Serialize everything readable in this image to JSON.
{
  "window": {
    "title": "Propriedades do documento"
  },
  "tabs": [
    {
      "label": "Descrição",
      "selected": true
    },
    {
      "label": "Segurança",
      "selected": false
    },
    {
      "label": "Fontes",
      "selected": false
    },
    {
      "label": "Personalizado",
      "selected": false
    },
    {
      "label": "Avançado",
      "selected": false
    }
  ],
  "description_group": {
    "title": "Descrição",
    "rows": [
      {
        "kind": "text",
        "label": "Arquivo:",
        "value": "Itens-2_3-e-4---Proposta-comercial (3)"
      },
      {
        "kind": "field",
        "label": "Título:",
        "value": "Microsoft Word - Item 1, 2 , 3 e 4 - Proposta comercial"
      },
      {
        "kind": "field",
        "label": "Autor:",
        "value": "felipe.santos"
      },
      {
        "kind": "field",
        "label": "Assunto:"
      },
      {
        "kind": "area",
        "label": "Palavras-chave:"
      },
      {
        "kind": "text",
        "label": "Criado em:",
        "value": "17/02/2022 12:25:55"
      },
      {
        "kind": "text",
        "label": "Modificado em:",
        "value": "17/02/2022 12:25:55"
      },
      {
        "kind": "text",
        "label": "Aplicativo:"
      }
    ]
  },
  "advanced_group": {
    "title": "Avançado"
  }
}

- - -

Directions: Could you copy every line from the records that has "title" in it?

Expected answer:
    "title": "Propriedades do documento"
    "title": "Descrição",
    "title": "Avançado"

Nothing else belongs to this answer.